The effects of a 60% body surface area thermal injury in rats on the morphology and proliferation of the epithelium of the small intestine and the in vitro effects of serum collected from scalded rats on intestinal epithelial cells were investigated. Scald injury caused significant reductions in duodenal villus width and crypt dimensions, villus enterocytes changed in shape from columnar to cuboidal, and the number of goblet cells decreased. The proportion of bromodeoxyuridine- labeled S phase cells in crypts was also diminished. In vitro, incubation of intestinal epithelial cells (IEC-6) with scalded rat serum (SRS) collected at either 12 or 24 h after injury caused a disruption in the integrity of the confluent culture and induced the appearance of large denuded areas. SRS also decreased DNA synthesis and delayed wound closure in an in vitro wound-healing model. The thermal injury-induced changes in intestinal mucosal morphology and epithelial cell growth characteristics described in this study may underlie, in part, the mechanism(s) involved in the diminished absorption of nutrients, increased intestinal permeability, and sepsis in patients with thermal injury.

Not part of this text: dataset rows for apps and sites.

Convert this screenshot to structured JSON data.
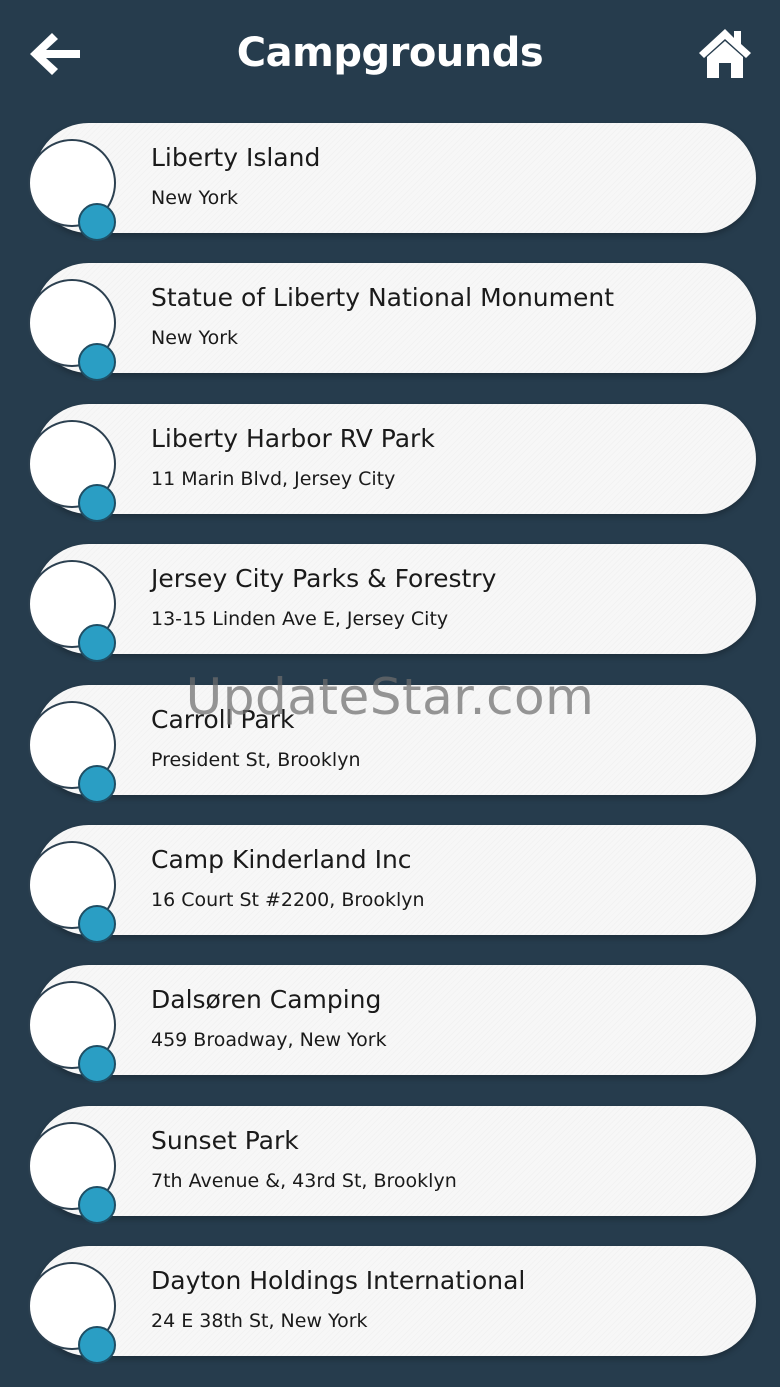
{
  "header": {
    "title": "Campgrounds",
    "back_icon": "arrow-left-icon",
    "home_icon": "home-icon"
  },
  "colors": {
    "background": "#263c4d",
    "card": "#f7f7f7",
    "accent_dot": "#2a9ec4",
    "text": "#1a1a1a"
  },
  "campgrounds": [
    {
      "name": "Liberty Island",
      "address": "New York"
    },
    {
      "name": "Statue of Liberty National Monument",
      "address": "New York"
    },
    {
      "name": "Liberty Harbor RV Park",
      "address": "11 Marin Blvd, Jersey City"
    },
    {
      "name": "Jersey City Parks & Forestry",
      "address": "13-15 Linden Ave E, Jersey City"
    },
    {
      "name": "Carroll Park",
      "address": "President St, Brooklyn"
    },
    {
      "name": "Camp Kinderland Inc",
      "address": "16 Court St #2200, Brooklyn"
    },
    {
      "name": "Dalsøren Camping",
      "address": "459 Broadway, New York"
    },
    {
      "name": "Sunset Park",
      "address": "7th Avenue &, 43rd St, Brooklyn"
    },
    {
      "name": "Dayton Holdings International",
      "address": "24 E 38th St, New York"
    }
  ],
  "watermark": "UpdateStar.com"
}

|Original language||English (US)|
|Journal||American Journal of Physiology - Gastrointestinal and Liver Physiology|
|Issue number||1 40-1|

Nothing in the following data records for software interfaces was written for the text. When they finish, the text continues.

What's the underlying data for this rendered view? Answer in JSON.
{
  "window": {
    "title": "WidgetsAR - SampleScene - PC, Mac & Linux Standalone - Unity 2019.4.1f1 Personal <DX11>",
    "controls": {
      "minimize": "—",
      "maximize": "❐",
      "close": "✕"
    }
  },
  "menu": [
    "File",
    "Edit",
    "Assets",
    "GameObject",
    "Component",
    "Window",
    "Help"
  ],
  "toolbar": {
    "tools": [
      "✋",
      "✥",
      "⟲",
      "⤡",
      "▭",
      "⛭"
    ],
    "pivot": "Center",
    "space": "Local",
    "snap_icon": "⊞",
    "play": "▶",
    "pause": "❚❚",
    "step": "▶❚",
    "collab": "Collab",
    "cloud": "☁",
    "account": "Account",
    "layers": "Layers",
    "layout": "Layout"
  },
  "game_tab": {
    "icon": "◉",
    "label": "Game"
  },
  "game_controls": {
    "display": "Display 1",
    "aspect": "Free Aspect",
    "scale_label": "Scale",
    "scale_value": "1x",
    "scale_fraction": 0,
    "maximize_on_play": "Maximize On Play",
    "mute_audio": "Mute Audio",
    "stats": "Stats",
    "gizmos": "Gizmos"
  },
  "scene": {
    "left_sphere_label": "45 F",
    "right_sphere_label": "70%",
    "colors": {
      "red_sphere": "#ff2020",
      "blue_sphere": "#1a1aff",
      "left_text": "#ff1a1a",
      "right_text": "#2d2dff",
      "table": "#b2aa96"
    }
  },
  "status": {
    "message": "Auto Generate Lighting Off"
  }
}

|State||Published - Jul 1 1999|
ASJC Scopus subject areas
- Physiology (medical)